This exploitation is found in the social division of labor, in particular its gendered character. The division of subjects into “biological sexes”, conditioned very roughly by who is perceived to be able to bear children, under capitalism serves to delegate women to a reproductive role, to ensure the reproduction of labor-power ‘for free’, at no expense to the capitalist class. This not only entails reproductive labor as domestic work, but also sex work. I will not dive deeply here, as other comrades already have done so. But, the core of the matter is that the ‘kernel’ of patriarchy is this division of labor that forces a portion of the population into reproductive work to ensure the existence of fresh labor-power. Heteronormativity, transantagonism, and misogyny are all meant to condition agents of the labor process to maintain this special relation, this relation without which the capitalist mode of production would be impossible (hence becoming apparent that capitalism cannot but be patriarchal, and that Dual Systems theory is incoherent).
So, I think the moral of our story is that when we speak of gender identity and the identification process, we cannot forget this crucial point. I also think this is why it’s extremely important that when we talk about gender, we need to have clarity on the distinctions between on the one hand, exploitation through the reproduction of labor-power, and on the other hand, the State Ideology and means of repression related to gender.
Once we have a (for now, schematic) understanding of the process of identification, and its relationship to both gendered repression and exploitation, we can seek an understanding of what it means to appropriate a gender, and whether or not this is possible. Traditionally, appropriation as a concept seems most tied to race/nationality, and the cultural theft of oppressed nations carried out by oppressor nations, specifically within the dynamic of white supremacy.
At this point we should not feel comfortable applying appropriation as a term to gender & sexual identities. There is no reason to graft processes of national oppression onto patriarchy, because these separate special oppressions have different histories, relationships to capitalism, and procedural mechanics. Specifically, the development of nations is characterized by specificity of common territory and culture. Thus, nations can develop their own cultures in entirely separate social formations, making cultural theft a possibility as an oppressive mechanism. However, gender does not have such a history. Genders and sexualities have developed within social formations, such that a single society is interpenetrated with a multitude of genders and sexualities.
Since gender has no such dynamic as nation in relation to culture, we cannot but say that nobody is ‘appropriating’ a gender by claiming to identify with it (save cases of a reach across national lines). If we have settled that identification is overdetermined rather than Hegelian, it necessarily follows that there is no incorrect path, because there is no end result from which one can stray. Thus, any moment within an identification process is a valid one, each definite form of identity simply being a way to express one’s position to gender ideological structures within a complex whole. So, provisionally, we conclude that a gender can be appropriated only to the extent that it can be appropriated along national lines.

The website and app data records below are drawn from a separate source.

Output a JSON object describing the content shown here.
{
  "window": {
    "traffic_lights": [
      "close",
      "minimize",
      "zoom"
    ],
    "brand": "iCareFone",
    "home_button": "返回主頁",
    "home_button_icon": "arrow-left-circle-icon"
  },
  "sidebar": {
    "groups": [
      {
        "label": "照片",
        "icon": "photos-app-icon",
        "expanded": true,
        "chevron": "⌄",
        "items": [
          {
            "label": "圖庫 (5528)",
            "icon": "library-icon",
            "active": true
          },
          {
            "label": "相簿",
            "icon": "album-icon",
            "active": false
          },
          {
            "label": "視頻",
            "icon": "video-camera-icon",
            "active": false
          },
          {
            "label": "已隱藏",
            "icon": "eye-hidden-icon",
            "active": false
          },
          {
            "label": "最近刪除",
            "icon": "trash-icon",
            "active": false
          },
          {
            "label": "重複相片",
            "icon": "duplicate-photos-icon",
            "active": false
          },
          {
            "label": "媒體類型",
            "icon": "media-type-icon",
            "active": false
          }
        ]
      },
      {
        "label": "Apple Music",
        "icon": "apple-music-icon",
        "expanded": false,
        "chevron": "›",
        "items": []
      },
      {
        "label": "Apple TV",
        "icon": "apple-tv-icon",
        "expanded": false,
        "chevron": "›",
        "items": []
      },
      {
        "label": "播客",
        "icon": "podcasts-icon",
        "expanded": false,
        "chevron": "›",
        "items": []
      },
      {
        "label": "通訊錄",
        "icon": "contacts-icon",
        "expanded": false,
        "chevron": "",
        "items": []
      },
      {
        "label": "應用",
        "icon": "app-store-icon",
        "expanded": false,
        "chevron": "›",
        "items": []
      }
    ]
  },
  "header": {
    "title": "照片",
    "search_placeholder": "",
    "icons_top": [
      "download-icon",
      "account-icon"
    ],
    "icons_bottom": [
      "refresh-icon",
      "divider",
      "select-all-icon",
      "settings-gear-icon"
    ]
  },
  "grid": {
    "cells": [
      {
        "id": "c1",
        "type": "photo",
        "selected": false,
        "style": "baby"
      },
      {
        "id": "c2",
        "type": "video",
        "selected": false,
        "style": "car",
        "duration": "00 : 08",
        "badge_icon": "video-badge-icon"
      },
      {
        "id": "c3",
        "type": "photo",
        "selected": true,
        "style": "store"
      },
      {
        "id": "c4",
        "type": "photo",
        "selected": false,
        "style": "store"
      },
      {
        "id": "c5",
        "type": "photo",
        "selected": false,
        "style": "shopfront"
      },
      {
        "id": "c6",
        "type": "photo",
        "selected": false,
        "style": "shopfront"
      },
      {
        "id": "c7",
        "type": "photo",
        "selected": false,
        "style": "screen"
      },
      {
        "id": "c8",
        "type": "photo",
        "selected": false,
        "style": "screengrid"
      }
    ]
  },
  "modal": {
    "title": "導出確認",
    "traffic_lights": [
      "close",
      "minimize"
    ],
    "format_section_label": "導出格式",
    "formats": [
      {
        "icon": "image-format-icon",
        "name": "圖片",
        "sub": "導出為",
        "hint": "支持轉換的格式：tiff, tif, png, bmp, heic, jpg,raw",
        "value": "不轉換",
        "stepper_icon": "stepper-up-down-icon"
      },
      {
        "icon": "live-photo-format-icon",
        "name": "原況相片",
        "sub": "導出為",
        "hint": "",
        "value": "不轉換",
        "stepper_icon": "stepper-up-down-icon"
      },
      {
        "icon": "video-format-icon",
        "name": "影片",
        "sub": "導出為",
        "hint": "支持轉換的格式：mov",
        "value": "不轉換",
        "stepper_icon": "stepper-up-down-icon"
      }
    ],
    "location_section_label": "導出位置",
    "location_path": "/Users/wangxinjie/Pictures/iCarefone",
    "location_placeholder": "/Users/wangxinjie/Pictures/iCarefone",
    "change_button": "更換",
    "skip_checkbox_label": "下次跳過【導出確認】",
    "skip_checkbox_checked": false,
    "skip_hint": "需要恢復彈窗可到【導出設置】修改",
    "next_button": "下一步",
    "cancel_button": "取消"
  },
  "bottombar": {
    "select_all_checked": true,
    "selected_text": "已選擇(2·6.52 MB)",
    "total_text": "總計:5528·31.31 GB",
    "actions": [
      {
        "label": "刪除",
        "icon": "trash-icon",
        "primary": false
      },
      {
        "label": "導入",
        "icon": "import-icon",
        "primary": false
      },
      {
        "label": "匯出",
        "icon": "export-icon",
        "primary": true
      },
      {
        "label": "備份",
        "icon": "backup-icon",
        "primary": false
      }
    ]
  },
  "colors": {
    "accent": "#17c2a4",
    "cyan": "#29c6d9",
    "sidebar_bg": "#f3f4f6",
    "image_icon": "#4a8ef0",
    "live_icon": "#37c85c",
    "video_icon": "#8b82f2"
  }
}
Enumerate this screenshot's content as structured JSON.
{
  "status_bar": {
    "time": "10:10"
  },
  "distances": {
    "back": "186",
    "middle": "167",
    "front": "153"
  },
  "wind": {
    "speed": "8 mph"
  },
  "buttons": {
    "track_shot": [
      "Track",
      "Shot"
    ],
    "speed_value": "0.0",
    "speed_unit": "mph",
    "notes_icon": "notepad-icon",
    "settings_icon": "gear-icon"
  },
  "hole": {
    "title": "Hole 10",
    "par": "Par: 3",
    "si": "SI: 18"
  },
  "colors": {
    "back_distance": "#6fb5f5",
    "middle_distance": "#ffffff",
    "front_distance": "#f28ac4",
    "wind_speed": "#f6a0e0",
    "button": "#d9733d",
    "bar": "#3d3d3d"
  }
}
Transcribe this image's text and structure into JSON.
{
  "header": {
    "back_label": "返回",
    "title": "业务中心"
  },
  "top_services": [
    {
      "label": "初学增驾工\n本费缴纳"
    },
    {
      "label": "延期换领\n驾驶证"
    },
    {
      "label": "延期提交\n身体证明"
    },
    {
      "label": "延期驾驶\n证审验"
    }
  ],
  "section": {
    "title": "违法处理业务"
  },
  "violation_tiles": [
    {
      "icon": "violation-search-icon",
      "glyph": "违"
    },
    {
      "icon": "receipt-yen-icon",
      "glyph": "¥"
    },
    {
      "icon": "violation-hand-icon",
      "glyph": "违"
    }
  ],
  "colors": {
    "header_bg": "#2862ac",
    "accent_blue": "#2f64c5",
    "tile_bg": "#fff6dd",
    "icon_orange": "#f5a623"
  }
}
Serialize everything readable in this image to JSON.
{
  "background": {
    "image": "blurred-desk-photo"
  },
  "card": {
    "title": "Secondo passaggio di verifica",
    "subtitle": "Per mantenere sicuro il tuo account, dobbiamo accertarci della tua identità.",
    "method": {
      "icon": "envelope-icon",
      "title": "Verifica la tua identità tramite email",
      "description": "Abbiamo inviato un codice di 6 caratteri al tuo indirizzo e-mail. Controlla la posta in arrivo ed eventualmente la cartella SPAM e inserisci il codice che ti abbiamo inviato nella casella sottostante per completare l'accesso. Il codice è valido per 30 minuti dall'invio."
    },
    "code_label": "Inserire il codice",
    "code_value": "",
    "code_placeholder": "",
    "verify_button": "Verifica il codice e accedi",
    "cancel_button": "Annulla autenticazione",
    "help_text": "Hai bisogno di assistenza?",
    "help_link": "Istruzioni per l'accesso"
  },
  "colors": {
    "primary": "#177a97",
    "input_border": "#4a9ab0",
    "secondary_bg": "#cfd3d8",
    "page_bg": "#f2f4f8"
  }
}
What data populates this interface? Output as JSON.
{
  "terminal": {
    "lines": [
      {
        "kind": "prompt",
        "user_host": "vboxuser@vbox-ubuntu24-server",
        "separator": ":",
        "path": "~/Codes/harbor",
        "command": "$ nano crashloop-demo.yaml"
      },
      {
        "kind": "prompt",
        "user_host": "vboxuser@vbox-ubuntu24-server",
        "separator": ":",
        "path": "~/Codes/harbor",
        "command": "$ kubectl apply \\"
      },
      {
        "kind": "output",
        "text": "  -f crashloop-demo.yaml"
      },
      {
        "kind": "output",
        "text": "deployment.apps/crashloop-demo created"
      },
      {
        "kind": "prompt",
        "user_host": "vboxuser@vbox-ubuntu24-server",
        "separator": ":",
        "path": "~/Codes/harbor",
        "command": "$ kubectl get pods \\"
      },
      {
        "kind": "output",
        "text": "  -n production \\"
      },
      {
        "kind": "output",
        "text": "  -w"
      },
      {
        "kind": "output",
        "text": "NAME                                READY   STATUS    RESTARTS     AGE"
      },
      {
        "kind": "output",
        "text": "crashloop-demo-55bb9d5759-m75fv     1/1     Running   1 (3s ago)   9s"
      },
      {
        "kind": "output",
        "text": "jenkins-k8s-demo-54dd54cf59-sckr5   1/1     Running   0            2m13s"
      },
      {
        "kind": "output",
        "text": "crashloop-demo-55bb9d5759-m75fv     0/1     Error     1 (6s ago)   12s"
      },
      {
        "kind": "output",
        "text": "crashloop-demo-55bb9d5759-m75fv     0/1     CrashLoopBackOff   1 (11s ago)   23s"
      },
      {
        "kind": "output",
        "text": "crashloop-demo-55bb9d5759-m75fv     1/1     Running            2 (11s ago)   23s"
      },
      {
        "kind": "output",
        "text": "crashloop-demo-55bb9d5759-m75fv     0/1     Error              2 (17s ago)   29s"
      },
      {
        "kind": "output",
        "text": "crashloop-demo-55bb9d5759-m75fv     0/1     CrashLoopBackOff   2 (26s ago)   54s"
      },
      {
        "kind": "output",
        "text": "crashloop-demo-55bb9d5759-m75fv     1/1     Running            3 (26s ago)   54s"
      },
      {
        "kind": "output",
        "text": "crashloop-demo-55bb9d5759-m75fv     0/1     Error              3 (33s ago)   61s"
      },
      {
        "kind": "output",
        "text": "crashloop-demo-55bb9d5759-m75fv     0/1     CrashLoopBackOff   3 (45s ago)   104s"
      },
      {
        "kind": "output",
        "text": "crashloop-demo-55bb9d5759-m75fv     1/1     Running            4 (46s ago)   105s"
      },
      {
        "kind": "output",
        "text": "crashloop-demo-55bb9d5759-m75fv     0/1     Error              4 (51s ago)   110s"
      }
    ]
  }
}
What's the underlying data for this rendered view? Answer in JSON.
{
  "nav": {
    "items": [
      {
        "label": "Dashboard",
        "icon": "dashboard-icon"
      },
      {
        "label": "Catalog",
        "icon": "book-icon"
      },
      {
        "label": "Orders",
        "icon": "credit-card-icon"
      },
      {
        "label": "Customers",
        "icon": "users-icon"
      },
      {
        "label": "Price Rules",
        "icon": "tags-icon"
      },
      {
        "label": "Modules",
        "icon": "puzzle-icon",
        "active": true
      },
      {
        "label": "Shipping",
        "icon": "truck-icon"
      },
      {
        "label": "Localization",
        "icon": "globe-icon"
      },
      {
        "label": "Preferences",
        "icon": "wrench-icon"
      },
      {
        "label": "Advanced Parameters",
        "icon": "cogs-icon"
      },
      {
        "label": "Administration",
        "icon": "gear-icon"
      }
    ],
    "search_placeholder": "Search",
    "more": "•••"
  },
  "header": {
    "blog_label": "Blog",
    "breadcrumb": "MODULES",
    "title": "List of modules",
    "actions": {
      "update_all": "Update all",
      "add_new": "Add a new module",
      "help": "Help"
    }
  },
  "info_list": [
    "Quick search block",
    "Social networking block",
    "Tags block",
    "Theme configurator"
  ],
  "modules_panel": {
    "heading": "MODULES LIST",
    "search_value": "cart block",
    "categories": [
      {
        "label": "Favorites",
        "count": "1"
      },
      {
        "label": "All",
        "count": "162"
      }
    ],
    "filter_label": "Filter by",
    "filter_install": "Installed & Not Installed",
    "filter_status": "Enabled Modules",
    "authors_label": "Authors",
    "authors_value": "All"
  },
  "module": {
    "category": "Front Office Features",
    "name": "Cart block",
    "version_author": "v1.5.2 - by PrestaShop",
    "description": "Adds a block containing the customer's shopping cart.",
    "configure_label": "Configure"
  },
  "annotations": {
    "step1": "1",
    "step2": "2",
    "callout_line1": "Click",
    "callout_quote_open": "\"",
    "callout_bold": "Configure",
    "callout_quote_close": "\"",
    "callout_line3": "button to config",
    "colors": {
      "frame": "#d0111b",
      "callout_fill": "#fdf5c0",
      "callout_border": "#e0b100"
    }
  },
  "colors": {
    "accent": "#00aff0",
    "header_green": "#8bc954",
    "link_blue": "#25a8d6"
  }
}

I hope this note has been helpful, and I hope I am challenged on points that comrades disagree with.